Legislators from Districts 16 and 18, which cover Bethesda and Chevy Chase, and District 14, which covers Burtonsville and much of East County, worked on the proposal since the controversy started.
Madaleno said they plan to include the bill in a list of Montgomery County-focused legislation that will be the subject of a November public hearing in Rockville. If the bill gets backing from the county’s full delegation, as expected, it would be introduced when the General Assembly starts in January.
The bill would identify the Burtonsville and Chevy Chase sites as the two extra early voting sites. Madaleno said he doesn’t think the BOE would have time to consider locations for the two extra sites before April 14, when early voting for the primary begins.

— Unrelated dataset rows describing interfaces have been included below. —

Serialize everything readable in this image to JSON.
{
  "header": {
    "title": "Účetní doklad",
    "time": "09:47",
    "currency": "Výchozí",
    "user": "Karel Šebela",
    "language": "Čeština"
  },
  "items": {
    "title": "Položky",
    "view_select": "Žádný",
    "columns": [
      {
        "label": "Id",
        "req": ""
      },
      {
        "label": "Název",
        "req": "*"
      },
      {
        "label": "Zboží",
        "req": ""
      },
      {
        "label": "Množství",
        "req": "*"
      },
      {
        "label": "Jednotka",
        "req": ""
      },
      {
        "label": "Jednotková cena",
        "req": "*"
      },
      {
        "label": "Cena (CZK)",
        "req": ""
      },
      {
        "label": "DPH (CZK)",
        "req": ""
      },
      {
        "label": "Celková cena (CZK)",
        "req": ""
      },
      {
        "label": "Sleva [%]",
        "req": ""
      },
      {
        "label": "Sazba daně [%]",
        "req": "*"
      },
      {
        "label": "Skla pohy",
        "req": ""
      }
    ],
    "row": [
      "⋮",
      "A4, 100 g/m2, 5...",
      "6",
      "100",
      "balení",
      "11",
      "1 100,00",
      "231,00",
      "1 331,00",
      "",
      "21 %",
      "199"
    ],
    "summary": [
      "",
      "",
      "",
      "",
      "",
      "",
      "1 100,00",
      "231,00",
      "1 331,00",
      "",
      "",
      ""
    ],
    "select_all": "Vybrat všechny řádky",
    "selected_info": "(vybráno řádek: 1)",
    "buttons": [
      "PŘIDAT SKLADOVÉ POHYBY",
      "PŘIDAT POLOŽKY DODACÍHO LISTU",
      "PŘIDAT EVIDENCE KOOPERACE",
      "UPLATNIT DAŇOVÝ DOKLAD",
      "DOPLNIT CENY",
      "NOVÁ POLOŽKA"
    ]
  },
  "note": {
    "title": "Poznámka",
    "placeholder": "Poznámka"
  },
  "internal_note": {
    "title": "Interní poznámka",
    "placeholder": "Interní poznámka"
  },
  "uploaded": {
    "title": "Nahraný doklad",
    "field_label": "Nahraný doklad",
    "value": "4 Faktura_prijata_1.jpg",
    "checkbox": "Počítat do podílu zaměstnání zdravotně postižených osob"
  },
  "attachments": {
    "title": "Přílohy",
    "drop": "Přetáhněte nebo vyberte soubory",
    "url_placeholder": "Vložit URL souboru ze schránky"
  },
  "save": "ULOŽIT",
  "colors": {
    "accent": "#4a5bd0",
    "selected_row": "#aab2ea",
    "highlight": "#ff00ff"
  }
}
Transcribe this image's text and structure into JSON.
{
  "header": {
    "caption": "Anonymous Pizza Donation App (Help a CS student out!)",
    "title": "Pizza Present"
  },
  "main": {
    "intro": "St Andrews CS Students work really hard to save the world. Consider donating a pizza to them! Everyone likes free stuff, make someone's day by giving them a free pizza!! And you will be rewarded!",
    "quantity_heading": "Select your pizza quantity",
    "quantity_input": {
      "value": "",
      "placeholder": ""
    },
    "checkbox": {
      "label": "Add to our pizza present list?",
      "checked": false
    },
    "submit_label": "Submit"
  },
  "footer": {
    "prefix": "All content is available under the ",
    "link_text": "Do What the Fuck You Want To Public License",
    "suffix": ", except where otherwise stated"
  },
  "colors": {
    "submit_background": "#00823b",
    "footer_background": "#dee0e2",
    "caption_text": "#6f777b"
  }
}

Madaleno said the original state law that allowed early voting designated specific sites, before a change allowed local election boards to pick the sites.
He said the two extra sites would likely cost around $50,000. It’s unclear at this point whether the state or county would provide the funding.
“I don’t mean to diminish the importance of $50,000, but within the context of one government with a budget that exceeds $4 billion and one with a budget that exceeds $30 billion, you would think that we’d be able to find $50,000 to give more people the chance to vote,” Madaleno said, “which seems like an important expenditure in a democratic society.”
Democrats were dismayed at the BOE’s decision to replace the voting sites. It left the Silver Spring Civic Building as the county’s only early voting site inside the Capital Beltway or east of the Route 29 corridor.
Some in Bethesda were especially disappointed that the BOE decision meant no early voting site within close proximity of downtown Bethesda, the county’s largest employment center and one of its most dense population centers.
Many in Burtonsville and Silver Spring said the replacement of the Burtonsville site, which was one of the most popular early voting locations in 2014, was meant to make it more difficult for the area’s large black population to vote.
Madaleno and other state legislators are set to join County Council member Nancy Navarro Thursday in Rockville in a press conference to announce the bill.
The press conference will follow a hearing of the Navarro-led Council Government Operations and Fiscal Policy Committee in which all five members of the BOE are expected to appear to discuss why they chose to replace the Burtonsville and Chevy Chase sites.